(Stored items from a collection)
=== Begin Enclosure ===

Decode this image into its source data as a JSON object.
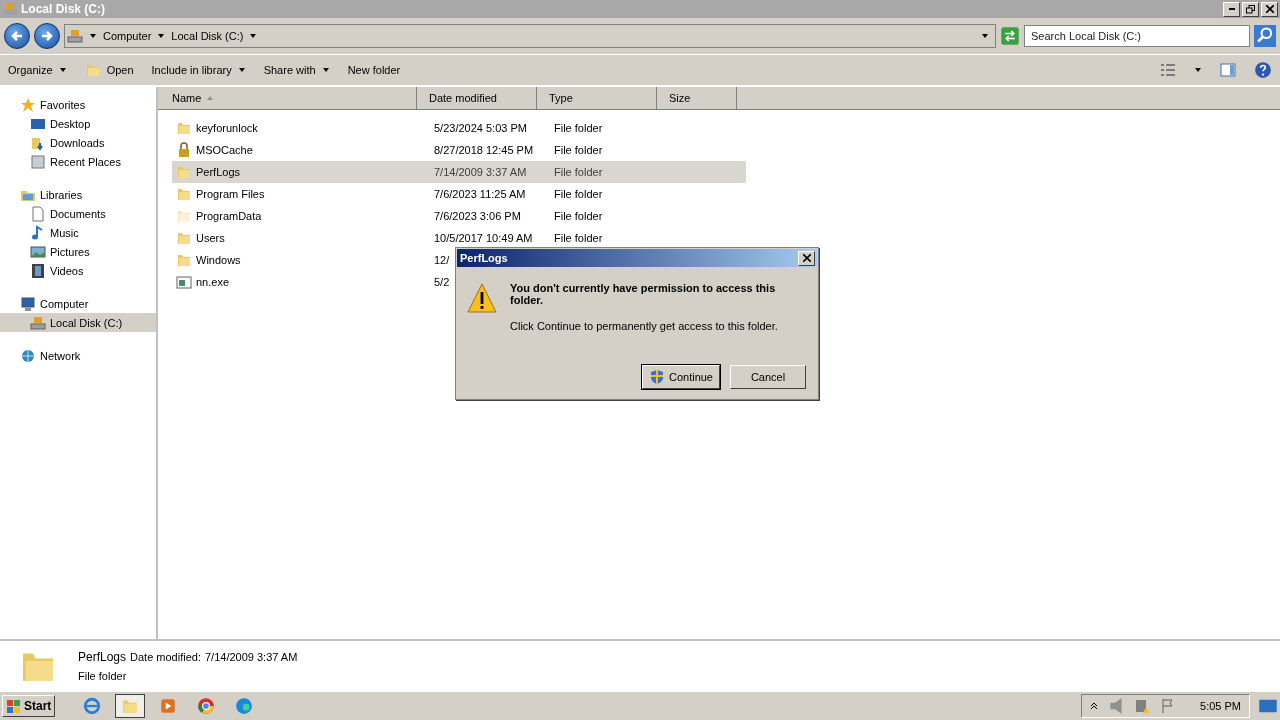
{
  "window": {
    "title": "Local Disk (C:)"
  },
  "address_bar": {
    "crumbs": [
      "Computer",
      "Local Disk (C:)"
    ]
  },
  "search": {
    "placeholder": "Search Local Disk (C:)"
  },
  "toolbar": {
    "items": [
      {
        "label": "Organize",
        "kind": "menu"
      },
      {
        "label": "Open",
        "kind": "icon"
      },
      {
        "label": "Include in library",
        "kind": "menu"
      },
      {
        "label": "Share with",
        "kind": "menu"
      },
      {
        "label": "New folder",
        "kind": "plain"
      }
    ]
  },
  "sidebar": {
    "sections": [
      {
        "label": "Favorites",
        "kind": "star",
        "children": [
          {
            "label": "Desktop",
            "kind": "desktop",
            "selected": false
          },
          {
            "label": "Downloads",
            "kind": "download",
            "selected": false
          },
          {
            "label": "Recent Places",
            "kind": "recent",
            "selected": false
          }
        ]
      },
      {
        "label": "Libraries",
        "kind": "library",
        "children": [
          {
            "label": "Documents",
            "kind": "doc",
            "selected": false
          },
          {
            "label": "Music",
            "kind": "music",
            "selected": false
          },
          {
            "label": "Pictures",
            "kind": "pictures",
            "selected": false
          },
          {
            "label": "Videos",
            "kind": "videos",
            "selected": false
          }
        ]
      },
      {
        "label": "Computer",
        "kind": "computer",
        "children": [
          {
            "label": "Local Disk (C:)",
            "kind": "disk",
            "selected": true
          }
        ]
      },
      {
        "label": "Network",
        "kind": "network"
      }
    ]
  },
  "table": {
    "columns": [
      "Name",
      "Date modified",
      "Type",
      "Size"
    ],
    "rows": [
      {
        "name": "keyforunlock",
        "date": "5/23/2024 5:03 PM",
        "type": "File folder",
        "kind": "folder",
        "selected": false
      },
      {
        "name": "MSOCache",
        "date": "8/27/2018 12:45 PM",
        "type": "File folder",
        "kind": "locked",
        "selected": false
      },
      {
        "name": "PerfLogs",
        "date": "7/14/2009 3:37 AM",
        "type": "File folder",
        "kind": "folder",
        "selected": true
      },
      {
        "name": "Program Files",
        "date": "7/6/2023 11:25 AM",
        "type": "File folder",
        "kind": "folder",
        "selected": false
      },
      {
        "name": "ProgramData",
        "date": "7/6/2023 3:06 PM",
        "type": "File folder",
        "kind": "hidden",
        "selected": false
      },
      {
        "name": "Users",
        "date": "10/5/2017 10:49 AM",
        "type": "File folder",
        "kind": "folder",
        "selected": false
      },
      {
        "name": "Windows",
        "date": "12/",
        "kind": "folder",
        "selected": false
      },
      {
        "name": "nn.exe",
        "date": "5/2",
        "kind": "exe",
        "selected": false
      }
    ]
  },
  "dialog": {
    "title": "PerfLogs",
    "heading": "You don't currently have permission to access this folder.",
    "message": "Click Continue to permanently get access to this folder.",
    "buttons": [
      {
        "label": "Continue",
        "kind": "shield",
        "selected": true
      },
      {
        "label": "Cancel",
        "kind": "plain",
        "selected": false
      }
    ]
  },
  "details": {
    "name": "PerfLogs",
    "date_label": "Date modified:",
    "date": "7/14/2009 3:37 AM",
    "type": "File folder"
  },
  "taskbar": {
    "start": "Start",
    "apps": [
      {
        "kind": "ie",
        "selected": false
      },
      {
        "kind": "explorer",
        "selected": true
      },
      {
        "kind": "media",
        "selected": false
      },
      {
        "kind": "chrome",
        "selected": false
      },
      {
        "kind": "edge",
        "selected": false
      }
    ],
    "clock": "5:05 PM"
  }
}
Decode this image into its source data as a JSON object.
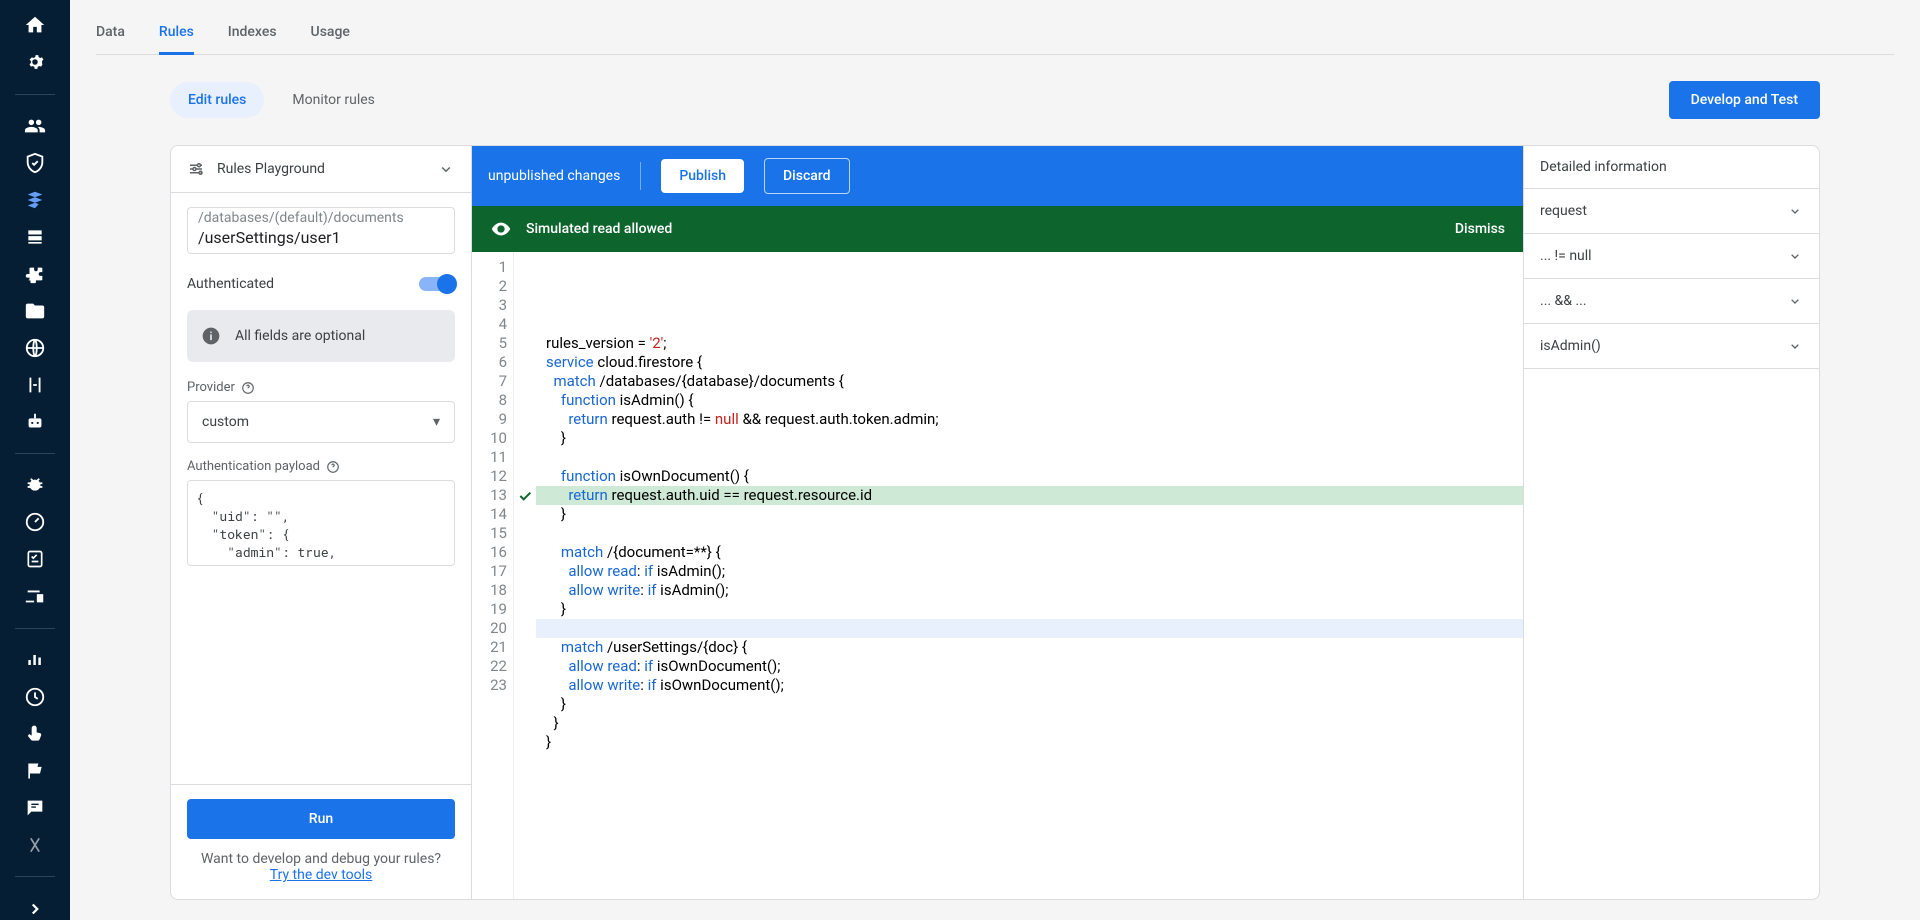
{
  "tabs": {
    "data": "Data",
    "rules": "Rules",
    "indexes": "Indexes",
    "usage": "Usage"
  },
  "subtabs": {
    "edit": "Edit rules",
    "monitor": "Monitor rules"
  },
  "develop_btn": "Develop and Test",
  "playground": {
    "title": "Rules Playground",
    "path_placeholder": "/databases/(default)/documents",
    "path_value": "/userSettings/user1",
    "auth_label": "Authenticated",
    "info": "All fields are optional",
    "provider_label": "Provider",
    "provider_value": "custom",
    "payload_label": "Authentication payload",
    "payload_value": "{\n  \"uid\": \"\",\n  \"token\": {\n    \"admin\": true,",
    "run": "Run",
    "hint_text": "Want to develop and debug your rules?",
    "hint_link": "Try the dev tools"
  },
  "topbar": {
    "status": "unpublished changes",
    "publish": "Publish",
    "discard": "Discard"
  },
  "simbar": {
    "msg": "Simulated read allowed",
    "dismiss": "Dismiss"
  },
  "code_lines": [
    "rules_version = '2';",
    "service cloud.firestore {",
    "  match /databases/{database}/documents {",
    "    function isAdmin() {",
    "      return request.auth != null && request.auth.token.admin;",
    "    }",
    "",
    "    function isOwnDocument() {",
    "      return request.auth.uid == request.resource.id",
    "    }",
    "",
    "    match /{document=**} {",
    "      allow read: if isAdmin();",
    "      allow write: if isAdmin();",
    "    }",
    "",
    "    match /userSettings/{doc} {",
    "      allow read: if isOwnDocument();",
    "      allow write: if isOwnDocument();",
    "    }",
    "  }",
    "}",
    ""
  ],
  "details": {
    "title": "Detailed information",
    "rows": [
      "request",
      "... != null",
      "... && ...",
      "isAdmin()"
    ]
  }
}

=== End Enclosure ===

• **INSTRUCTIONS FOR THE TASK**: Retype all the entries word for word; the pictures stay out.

• **FINISHED TASK**:
Decode this image into its source data as a JSON object.
{
  "window": {
    "title": "Local Disk (C:)"
  },
  "address_bar": {
    "crumbs": [
      "Computer",
      "Local Disk (C:)"
    ]
  },
  "search": {
    "placeholder": "Search Local Disk (C:)"
  },
  "toolbar": {
    "items": [
      {
        "label": "Organize",
        "kind": "menu"
      },
      {
        "label": "Open",
        "kind": "icon"
      },
      {
        "label": "Include in library",
        "kind": "menu"
      },
      {
        "label": "Share with",
        "kind": "menu"
      },
      {
        "label": "New folder",
        "kind": "plain"
      }
    ]
  },
  "sidebar": {
    "sections": [
      {
        "label": "Favorites",
        "kind": "star",
        "children": [
          {
            "label": "Desktop",
            "kind": "desktop",
            "selected": false
          },
          {
            "label": "Downloads",
            "kind": "download",
            "selected": false
          },
          {
            "label": "Recent Places",
            "kind": "recent",
            "selected": false
          }
        ]
      },
      {
        "label": "Libraries",
        "kind": "library",
        "children": [
          {
            "label": "Documents",
            "kind": "doc",
            "selected": false
          },
          {
            "label": "Music",
            "kind": "music",
            "selected": false
          },
          {
            "label": "Pictures",
            "kind": "pictures",
            "selected": false
          },
          {
            "label": "Videos",
            "kind": "videos",
            "selected": false
          }
        ]
      },
      {
        "label": "Computer",
        "kind": "computer",
        "children": [
          {
            "label": "Local Disk (C:)",
            "kind": "disk",
            "selected": true
          }
        ]
      },
      {
        "label": "Network",
        "kind": "network"
      }
    ]
  },
  "table": {
    "columns": [
      "Name",
      "Date modified",
      "Type",
      "Size"
    ],
    "rows": [
      {
        "name": "keyforunlock",
        "date": "5/23/2024 5:03 PM",
        "type": "File folder",
        "kind": "folder",
        "selected": false
      },
      {
        "name": "MSOCache",
        "date": "8/27/2018 12:45 PM",
        "type": "File folder",
        "kind": "locked",
        "selected": false
      },
      {
        "name": "PerfLogs",
        "date": "7/14/2009 3:37 AM",
        "type": "File folder",
        "kind": "folder",
        "selected": true
      },
      {
        "name": "Program Files",
        "date": "7/6/2023 11:25 AM",
        "type": "File folder",
        "kind": "folder",
        "selected": false
      },
      {
        "name": "ProgramData",
        "date": "7/6/2023 3:06 PM",
        "type": "File folder",
        "kind": "hidden",
        "selected": false
      },
      {
        "name": "Users",
        "date": "10/5/2017 10:49 AM",
        "type": "File folder",
        "kind": "folder",
        "selected": false
      },
      {
        "name": "Windows",
        "date": "12/",
        "kind": "folder",
        "selected": false
      },
      {
        "name": "nn.exe",
        "date": "5/2",
        "kind": "exe",
        "selected": false
      }
    ]
  },
  "dialog": {
    "title": "PerfLogs",
    "heading": "You don't currently have permission to access this folder.",
    "message": "Click Continue to permanently get access to this folder.",
    "buttons": [
      {
        "label": "Continue",
        "kind": "shield",
        "selected": true
      },
      {
        "label": "Cancel",
        "kind": "plain",
        "selected": false
      }
    ]
  },
  "details": {
    "name": "PerfLogs",
    "date_label": "Date modified:",
    "date": "7/14/2009 3:37 AM",
    "type": "File folder"
  },
  "taskbar": {
    "start": "Start",
    "apps": [
      {
        "kind": "ie",
        "selected": false
      },
      {
        "kind": "explorer",
        "selected": true
      },
      {
        "kind": "media",
        "selected": false
      },
      {
        "kind": "chrome",
        "selected": false
      },
      {
        "kind": "edge",
        "selected": false
      }
    ],
    "clock": "5:05 PM"
  }
}
Decode this image into its source data as a JSON object.
{
  "tabs": {
    "data": "Data",
    "rules": "Rules",
    "indexes": "Indexes",
    "usage": "Usage"
  },
  "subtabs": {
    "edit": "Edit rules",
    "monitor": "Monitor rules"
  },
  "develop_btn": "Develop and Test",
  "playground": {
    "title": "Rules Playground",
    "path_placeholder": "/databases/(default)/documents",
    "path_value": "/userSettings/user1",
    "auth_label": "Authenticated",
    "info": "All fields are optional",
    "provider_label": "Provider",
    "provider_value": "custom",
    "payload_label": "Authentication payload",
    "payload_value": "{\n  \"uid\": \"\",\n  \"token\": {\n    \"admin\": true,",
    "run": "Run",
    "hint_text": "Want to develop and debug your rules?",
    "hint_link": "Try the dev tools"
  },
  "topbar": {
    "status": "unpublished changes",
    "publish": "Publish",
    "discard": "Discard"
  },
  "simbar": {
    "msg": "Simulated read allowed",
    "dismiss": "Dismiss"
  },
  "code_lines": [
    "rules_version = '2';",
    "service cloud.firestore {",
    "  match /databases/{database}/documents {",
    "    function isAdmin() {",
    "      return request.auth != null && request.auth.token.admin;",
    "    }",
    "",
    "    function isOwnDocument() {",
    "      return request.auth.uid == request.resource.id",
    "    }",
    "",
    "    match /{document=**} {",
    "      allow read: if isAdmin();",
    "      allow write: if isAdmin();",
    "    }",
    "",
    "    match /userSettings/{doc} {",
    "      allow read: if isOwnDocument();",
    "      allow write: if isOwnDocument();",
    "    }",
    "  }",
    "}",
    ""
  ],
  "details": {
    "title": "Detailed information",
    "rows": [
      "request",
      "... != null",
      "... && ...",
      "isAdmin()"
    ]
  }
}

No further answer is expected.